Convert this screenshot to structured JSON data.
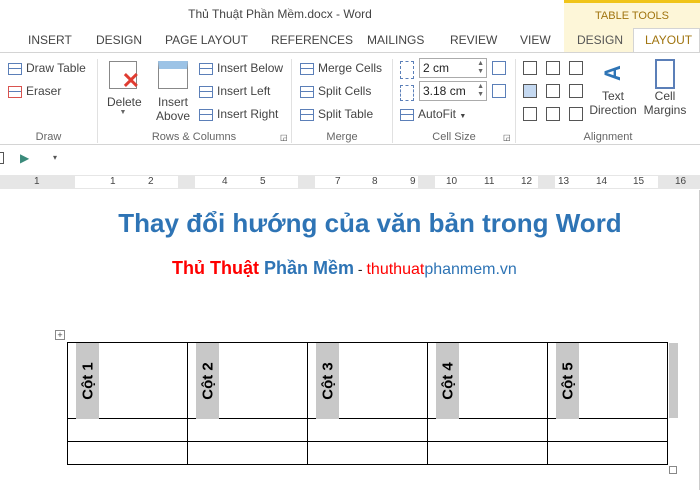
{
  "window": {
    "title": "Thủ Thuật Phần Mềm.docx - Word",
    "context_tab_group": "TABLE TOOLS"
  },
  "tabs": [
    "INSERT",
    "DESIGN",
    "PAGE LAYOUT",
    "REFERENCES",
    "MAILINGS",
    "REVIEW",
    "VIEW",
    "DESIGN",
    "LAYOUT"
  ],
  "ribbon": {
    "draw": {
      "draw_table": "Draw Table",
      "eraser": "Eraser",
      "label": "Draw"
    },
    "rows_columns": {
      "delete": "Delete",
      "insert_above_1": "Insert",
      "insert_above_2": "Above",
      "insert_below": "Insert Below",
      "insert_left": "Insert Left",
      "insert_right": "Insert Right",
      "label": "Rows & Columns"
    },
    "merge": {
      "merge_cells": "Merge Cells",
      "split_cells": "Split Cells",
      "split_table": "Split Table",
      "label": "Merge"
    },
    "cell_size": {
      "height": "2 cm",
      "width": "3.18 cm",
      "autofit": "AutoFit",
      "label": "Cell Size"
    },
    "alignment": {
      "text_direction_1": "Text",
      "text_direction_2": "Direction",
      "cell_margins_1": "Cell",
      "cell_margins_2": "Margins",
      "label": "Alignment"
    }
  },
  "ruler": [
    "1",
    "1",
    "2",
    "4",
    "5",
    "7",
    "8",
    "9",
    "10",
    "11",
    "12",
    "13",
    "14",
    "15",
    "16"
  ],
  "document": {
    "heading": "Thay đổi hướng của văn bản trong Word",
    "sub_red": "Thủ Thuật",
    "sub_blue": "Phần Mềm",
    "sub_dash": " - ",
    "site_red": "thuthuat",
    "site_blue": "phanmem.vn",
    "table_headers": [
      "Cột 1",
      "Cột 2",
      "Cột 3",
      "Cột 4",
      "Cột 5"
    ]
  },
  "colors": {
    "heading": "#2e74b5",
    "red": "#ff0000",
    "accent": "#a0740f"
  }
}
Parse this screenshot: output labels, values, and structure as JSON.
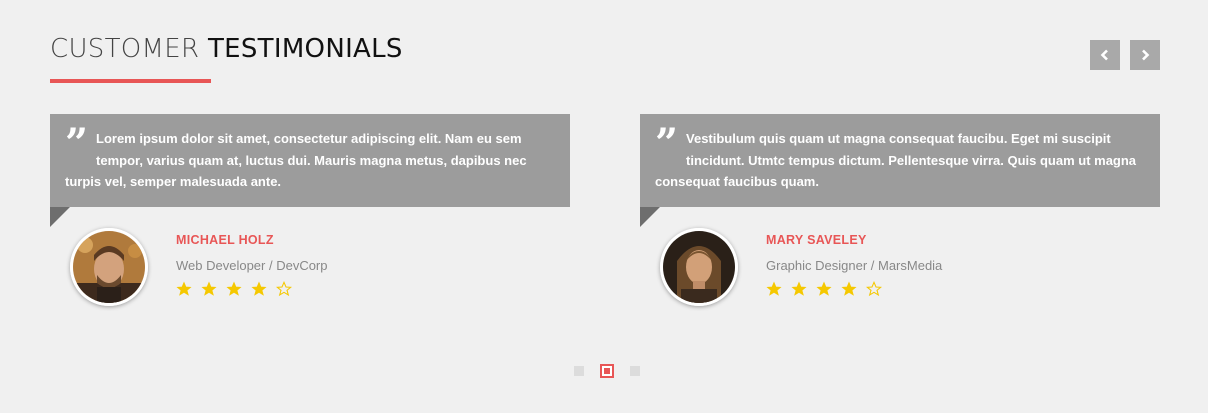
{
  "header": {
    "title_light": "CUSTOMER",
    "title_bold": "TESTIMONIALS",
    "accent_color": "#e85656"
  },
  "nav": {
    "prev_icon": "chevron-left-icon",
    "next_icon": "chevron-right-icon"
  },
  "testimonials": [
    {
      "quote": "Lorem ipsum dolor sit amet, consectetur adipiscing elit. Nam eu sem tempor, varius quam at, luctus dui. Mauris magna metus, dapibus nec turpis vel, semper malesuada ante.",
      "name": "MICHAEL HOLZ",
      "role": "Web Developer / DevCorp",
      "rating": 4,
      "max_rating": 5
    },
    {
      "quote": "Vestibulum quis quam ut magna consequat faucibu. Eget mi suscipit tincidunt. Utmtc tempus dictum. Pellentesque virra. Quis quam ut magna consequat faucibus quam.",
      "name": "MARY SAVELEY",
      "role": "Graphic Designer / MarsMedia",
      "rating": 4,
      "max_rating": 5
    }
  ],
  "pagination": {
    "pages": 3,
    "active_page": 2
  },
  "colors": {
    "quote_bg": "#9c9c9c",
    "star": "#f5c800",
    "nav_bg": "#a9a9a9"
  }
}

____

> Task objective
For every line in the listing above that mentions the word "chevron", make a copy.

> Reply to the exercise
    "prev_icon": "chevron-left-icon",
    "next_icon": "chevron-right-icon"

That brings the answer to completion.